*** Opening Records for this exercise ***

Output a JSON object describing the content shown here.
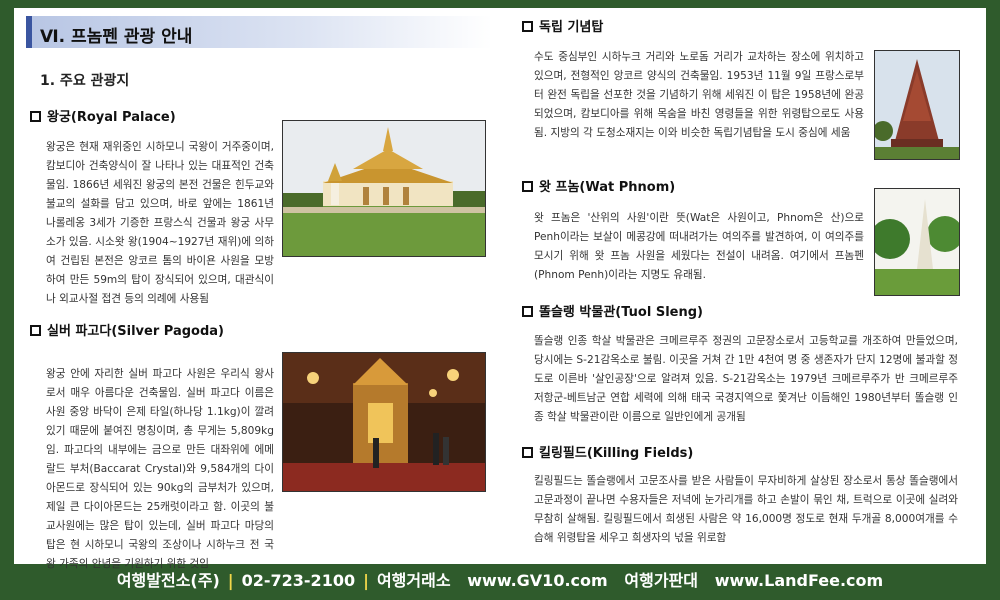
{
  "section_title": "Ⅵ. 프놈펜 관광 안내",
  "subheading": "1. 주요 관광지",
  "left": {
    "royal_palace": {
      "title": "왕궁(Royal Palace)",
      "text": "왕궁은 현재 재위중인 시하모니 국왕이 거주중이며, 캄보디아 건축양식이 잘 나타나 있는 대표적인 건축물임. 1866년 세워진 왕궁의 본전 건물은 힌두교와 불교의 설화를 담고 있으며, 바로 앞에는 1861년 나롤레옹 3세가 기증한 프랑스식 건물과 왕궁 사무소가 있음. 시소왓 왕(1904~1927년 재위)에 의하여 건립된 본전은 앙코르 톰의 바이욘 사원을 모방하여 만든 59m의 탑이 장식되어 있으며, 대관식이나 외교사절 접견 등의 의례에 사용됨"
    },
    "silver_pagoda": {
      "title": "실버 파고다(Silver Pagoda)",
      "text": "왕궁 안에 자리한 실버 파고다 사원은 우리식 왕사로서 매우 아름다운 건축물임. 실버 파고다 이름은 사원 중앙 바닥이 은제 타일(하나당 1.1kg)이 깔려있기 때문에 붙여진 명칭이며, 총 무게는 5,809kg임. 파고다의 내부에는 금으로 만든 대좌위에 에메랄드 부처(Baccarat Crystal)와 9,584개의 다이아몬드로 장식되어 있는 90kg의 금부처가 있으며, 제일 큰 다이아몬드는 25캐럿이라고 함. 이곳의 불교사원에는 많은 탑이 있는데, 실버 파고다 마당의 탑은 현 시하모니 국왕의 조상이나 시하누크 전 국왕 가족의 안녕을 기원하기 위한 것임"
    }
  },
  "right": {
    "independence": {
      "title": "독립 기념탑",
      "text": "수도 중심부인 시하누크 거리와 노로돔 거리가 교차하는 장소에 위치하고 있으며, 전형적인 앙코르 양식의 건축물임. 1953년 11월 9일 프랑스로부터 완전 독립을 선포한 것을 기념하기 위해 세워진 이 탑은 1958년에 완공되었으며, 캄보디아를 위해 목숨을 바친 영령들을 위한 위령탑으로도 사용됨. 지방의 각 도청소재지는 이와 비슷한 독립기념탑을 도시 중심에 세움"
    },
    "wat_phnom": {
      "title": "왓 프놈(Wat Phnom)",
      "text": "왓 프놈은 '산위의 사원'이란 뜻(Wat은 사원이고, Phnom은 산)으로 Penh이라는 보살이 메콩강에 떠내려가는 여의주를 발견하여, 이 여의주를 모시기 위해 왓 프놈 사원을 세웠다는 전설이 내려옴. 여기에서 프놈펜(Phnom Penh)이라는 지명도 유래됨."
    },
    "tuol_sleng": {
      "title": "똘슬랭 박물관(Tuol Sleng)",
      "text": "똘슬랭 인종 학살 박물관은 크메르루주 정권의 고문장소로서 고등학교를 개조하여 만들었으며, 당시에는 S-21감옥소로 불림. 이곳을 거쳐 간 1만 4천여 명 중 생존자가 단지 12명에 불과할 정도로 이른바 '살인공장'으로 알려져 있음. S-21감옥소는 1979년 크메르루주가 반 크메르루주 저항군-베트남군 연합 세력에 의해 태국 국경지역으로 쫓겨난 이듬해인 1980년부터 똘슬랭 인종 학살 박물관이란 이름으로 일반인에게 공개됨"
    },
    "killing_fields": {
      "title": "킬링필드(Killing Fields)",
      "text": "킬링필드는 똘슬랭에서 고문조사를 받은 사람들이 무자비하게 살상된 장소로서 통상 똘슬랭에서 고문과정이 끝나면 수용자들은 저녁에 눈가리개를 하고 손발이 묶인 채, 트럭으로 이곳에 실려와 무참히 살해됨. 킬링필드에서 희생된 사람은 약 16,000명 정도로 현재 두개골 8,000여개를 수습해 위령탑을 세우고 희생자의 넋을 위로함"
    }
  },
  "footer": {
    "company": "여행발전소(주)",
    "phone": "02-723-2100",
    "exchange_label": "여행거래소",
    "exchange_url": "www.GV10.com",
    "market_label": "여행가판대",
    "market_url": "www.LandFee.com"
  },
  "colors": {
    "frame": "#2f5b2c",
    "accent_separator": "#f2d74a",
    "header_bar": "#b8c6e4"
  }
}
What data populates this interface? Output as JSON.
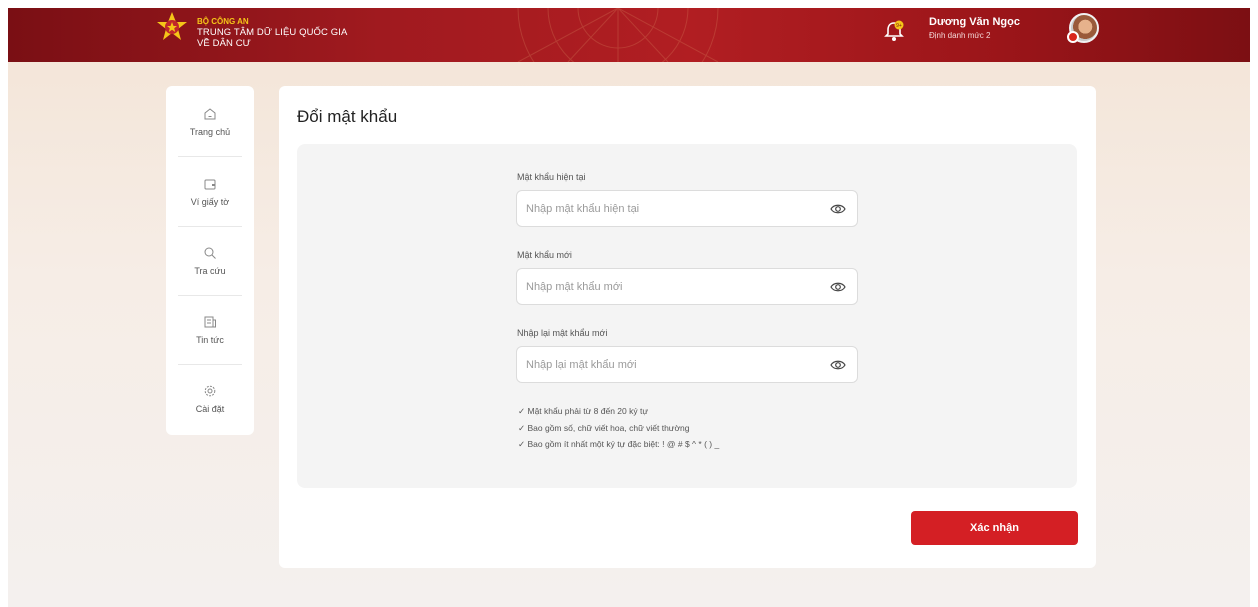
{
  "header": {
    "brand_top": "BỘ CÔNG AN",
    "brand_line1": "TRUNG TÂM DỮ LIỆU QUỐC GIA",
    "brand_line2": "VỀ DÂN CƯ",
    "user_name": "Dương Văn Ngọc",
    "user_level": "Định danh mức 2",
    "colors": {
      "primary": "#a01a1f",
      "gold": "#f5c518"
    }
  },
  "sidebar": {
    "items": [
      {
        "label": "Trang chủ",
        "icon": "home-icon"
      },
      {
        "label": "Ví giấy tờ",
        "icon": "wallet-icon"
      },
      {
        "label": "Tra cứu",
        "icon": "search-icon"
      },
      {
        "label": "Tin tức",
        "icon": "news-icon"
      },
      {
        "label": "Cài đặt",
        "icon": "settings-icon"
      }
    ]
  },
  "main": {
    "title": "Đổi mật khẩu",
    "fields": [
      {
        "label": "Mật khẩu hiện tại",
        "placeholder": "Nhập mật khẩu hiện tại",
        "value": ""
      },
      {
        "label": "Mật khẩu mới",
        "placeholder": "Nhập mật khẩu mới",
        "value": ""
      },
      {
        "label": "Nhập lại mật khẩu mới",
        "placeholder": "Nhập lại mật khẩu mới",
        "value": ""
      }
    ],
    "rules": [
      "✓ Mật khẩu phải từ 8 đến 20 ký tự",
      "✓ Bao gồm số, chữ viết hoa, chữ viết thường",
      "✓ Bao gồm ít nhất một ký tự đặc biệt: ! @ # $ ^ * ( ) _"
    ],
    "submit_label": "Xác nhận",
    "submit_color": "#d41f24"
  }
}
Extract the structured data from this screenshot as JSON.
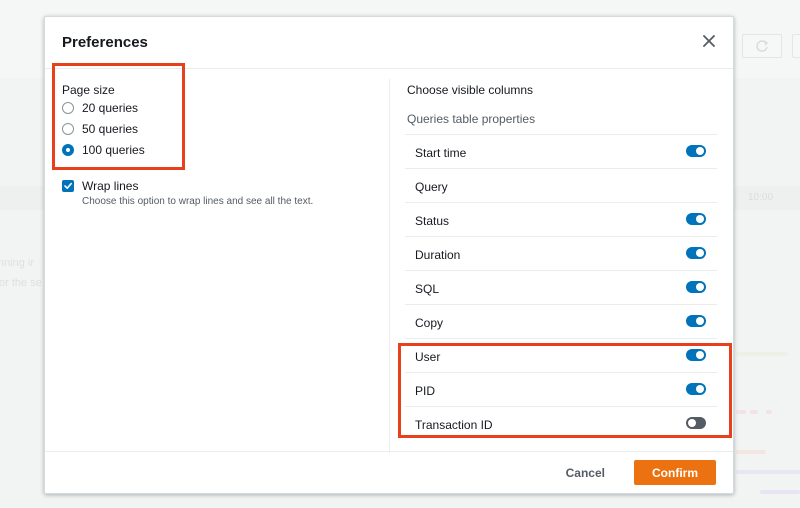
{
  "background": {
    "time_label": "10:00",
    "text_line_1": "nning ir",
    "text_line_2": "or the se"
  },
  "modal": {
    "title": "Preferences",
    "close_icon": "close-icon"
  },
  "page_size": {
    "label": "Page size",
    "options": [
      {
        "label": "20 queries",
        "checked": false
      },
      {
        "label": "50 queries",
        "checked": false
      },
      {
        "label": "100 queries",
        "checked": true
      }
    ]
  },
  "wrap_lines": {
    "label": "Wrap lines",
    "description": "Choose this option to wrap lines and see all the text.",
    "checked": true
  },
  "columns": {
    "title": "Choose visible columns",
    "subtitle": "Queries table properties",
    "items": [
      {
        "label": "Start time",
        "toggle": true,
        "enabled": true
      },
      {
        "label": "Query",
        "toggle": false,
        "enabled": true
      },
      {
        "label": "Status",
        "toggle": true,
        "enabled": true
      },
      {
        "label": "Duration",
        "toggle": true,
        "enabled": true
      },
      {
        "label": "SQL",
        "toggle": true,
        "enabled": true
      },
      {
        "label": "Copy",
        "toggle": true,
        "enabled": true
      },
      {
        "label": "User",
        "toggle": true,
        "enabled": true
      },
      {
        "label": "PID",
        "toggle": true,
        "enabled": true
      },
      {
        "label": "Transaction ID",
        "toggle": true,
        "enabled": false
      }
    ]
  },
  "footer": {
    "cancel_label": "Cancel",
    "confirm_label": "Confirm"
  },
  "colors": {
    "accent": "#0073bb",
    "primary_button": "#ec7211",
    "highlight": "#e8401c"
  }
}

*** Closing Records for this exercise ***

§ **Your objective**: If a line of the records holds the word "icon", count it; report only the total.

§ **Solution to this exercise**: 6